Sharon Bamford, chief executive for the UK India Business Council, will also be attending the tenth anniversary event on Friday night.
She said: “We are delighted to welcome Dev Anand back to Scotland and appreciate his recognition of its creative environment and talent.
“Scotland not only has a global reputation for its creativity and innovation, but its doors are open for business.”
Inverness Provost Bob Wynd said: “We are delighted to welcome Dev Anand back to Inverness a decade after making his film Main Solah Baras Ki.
“We are cementing the international relationship forged between Indian cinema and the Highlands through Navketan Films.”
Kenny Muir, the programme co-ordinator for Dev Anand’s visit, said: “We are very excited by this occasion.
“His presence here is to celebrate and honour Dev’s six decades to cinema, to launch his book in Scotland, and to celebrate the 10th anniversary of his film, the first major Bollywood feature film to make use of the picturesque and dramatic Highland scenery as a backdrop for a movie.
“It had a knock-on effect at the time in encouraging others to come here to shoot.
“It also gives the opportunity to explore future enterprises and joint ventures between the Highlands, Scotland and India.”
Dr T. Reddy, founder and president of Highland Indian Association, said: “Indians in Highlands are excited to know the forthcoming visit of Bollywood legend Dev Anand.
“We are also hoping Dev would bring Bollywood to Highlands capital, Inverness, on a permanent basis so that colour and spice can be added to the purity and serene beauty of Highlands.”
Dev Anand was one of India’s major screen superstars, along with Sunil Dutt and Raj Kapoor. The three were compared to Cary Grant, Gergory Peck and James Stewart, from the golden age.
Of the six, he is the only one alive.
In his heyday as a star, he was considered the epitome of the suave, urban gentleman.
He is the second of three brothers who were active in Bollywood. His elder brother Chetan was a film director, as was his younger brother, Vijay.
He graduated in English literature from the Government College in Lahore, now in Pakistan, but his love for acting made him leave his hometown for the centre of the Hindu film industry, Mumbai, and he was soon offered a break as an actor by Prabhat Talkies to star in their Hum Ek Hain.

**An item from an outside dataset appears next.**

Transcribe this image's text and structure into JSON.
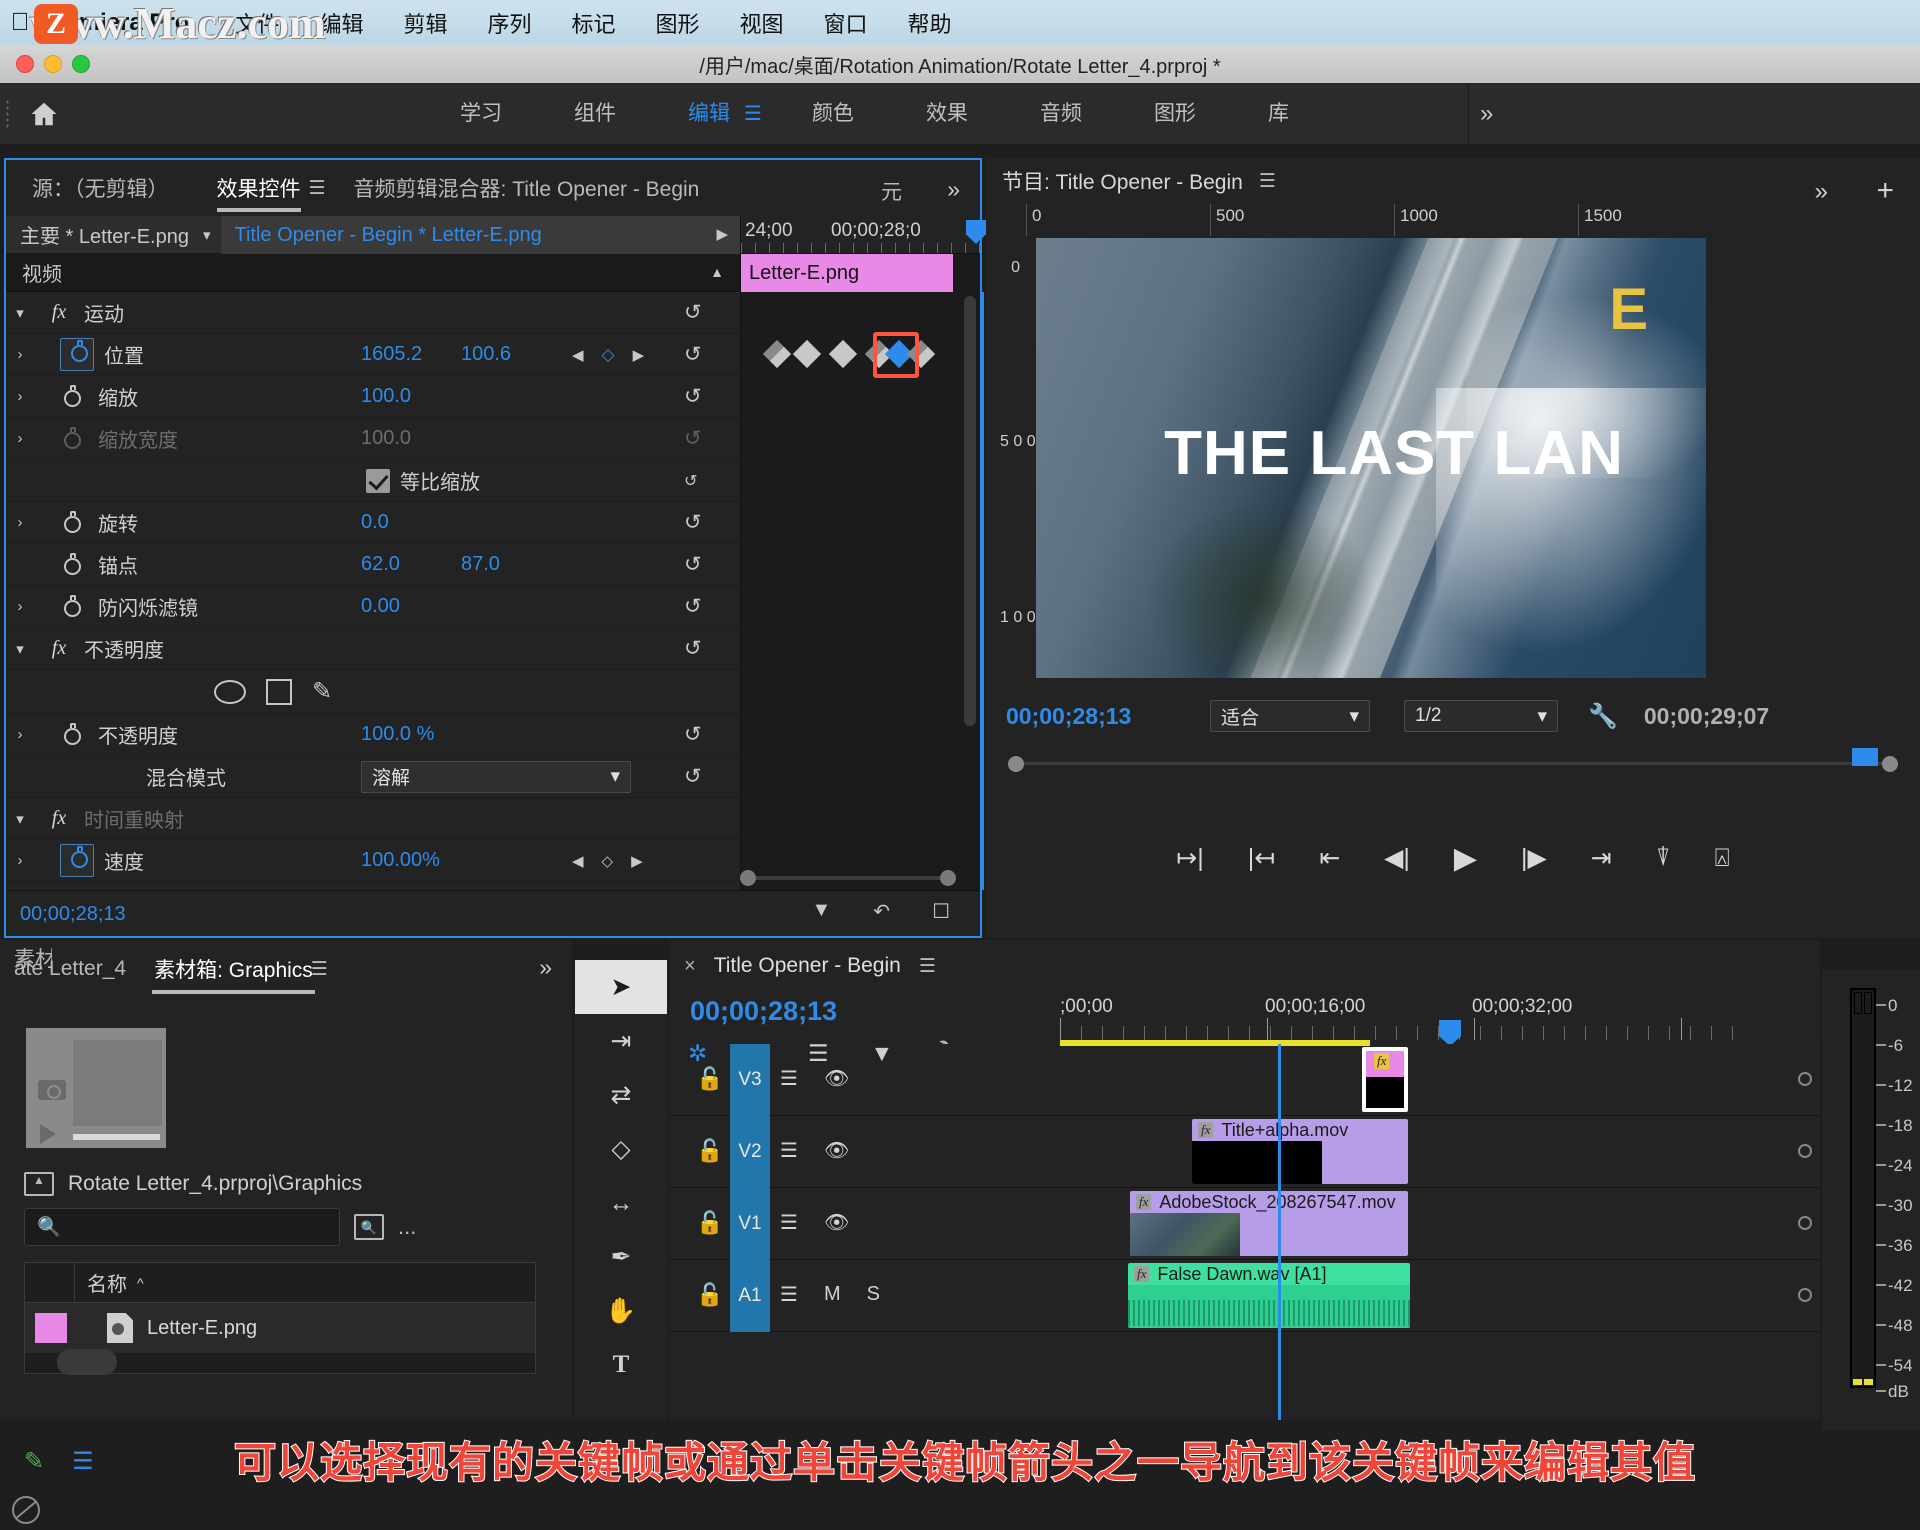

Most of his films are an expression of his world view and have dealt with socially relevant subjects. His films are best known for their successful songs.